The 12 demands are relatively clear. Here’s what’s not: Is the Trump administration also trying to change Iran’s domestic policies? None of Pompeo’s 12 demands involve changing how Tehran treats its own citizens.
2. The United States isn’t imposing high enough costs to force change
Here’s an even bigger problem in Trump’s Iran strategy: It’s making extensive demands without imposing enough pressure. The Trump administration is mainly reimposing the sanctions that had been lifted under the nuclear deal. But these sanctions will almost certainly be less powerful than they were before 2015 because the United States is doing this alone, without Europe and others.
This reduced pressure is supposed to force not just greater nuclear restrictions but also fundamental changes in Iran’s foreign and domestic policies.
Historically, nations have usually resisted giving in to such extensive demands, even when facing powerful opponents such as the United States. Indeed, nations tend make such comprehensive and radical policy changes only after a revolution or a catastrophic defeat in war.
3. The United States isn’t offering Iran a clear path out
It’s possible that Pompeo’s 12 demands are simply an opening bargaining position and that Iran might be able to win relief with more modest concessions, maybe just on its nuclear and missile programs. But for this strategy to work, Iran would have to see a clear pathway to negotiations and trust that Trump would indeed lift sanctions after it makes concessions.
Even if these negotiations took place and Trump promised to lift sanctions in exchange for more moderate concessions, why would the Iranians trust him to keep his word? After all, Trump already pulled out of one deal with Iran.
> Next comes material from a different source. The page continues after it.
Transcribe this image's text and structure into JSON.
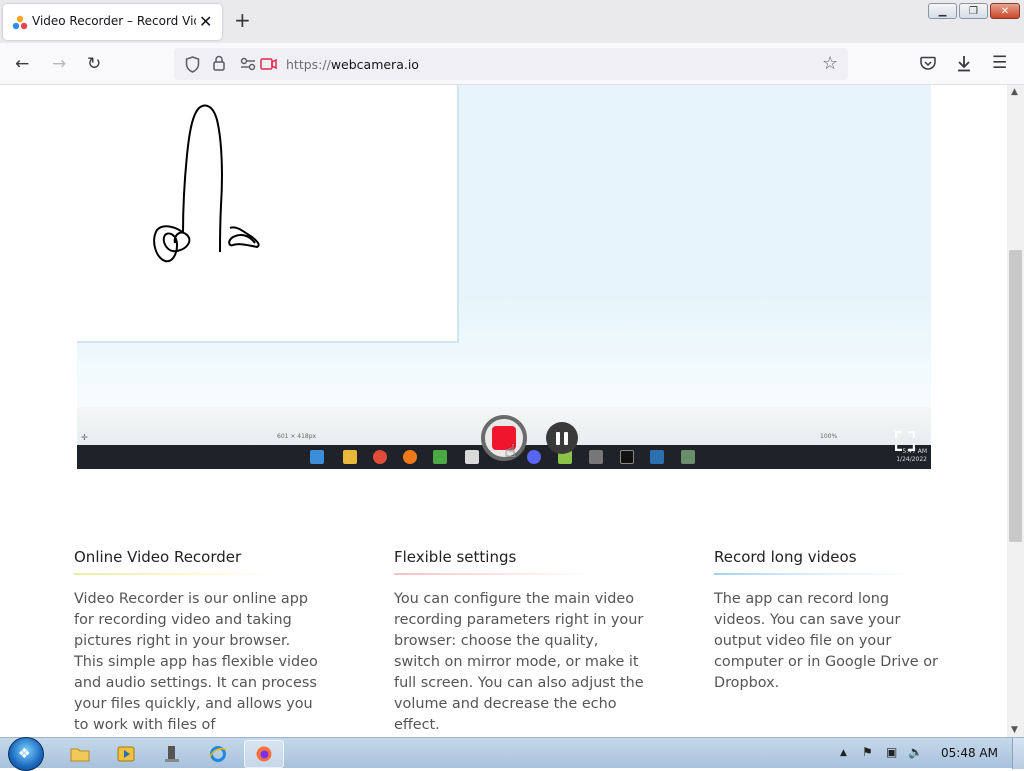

What’s to stop him from doing the same again if he decides another of the 12 demands needs to be fulfilled?
What’s really going on here?
Why is the Trump administration pursuing a policy that appears to have such low odds of success? It’s possible the administration has an exaggerated sense of what sanctions can achieve.
What’s more likely is that the Trump administration’s real goal is replacing the current government entirely. U.S. officials probably know Iran cannot accept the demands being made of it. Instead, they’re probably hoping that the sanctions will encourage internal dissent and the overthrow of the leadership.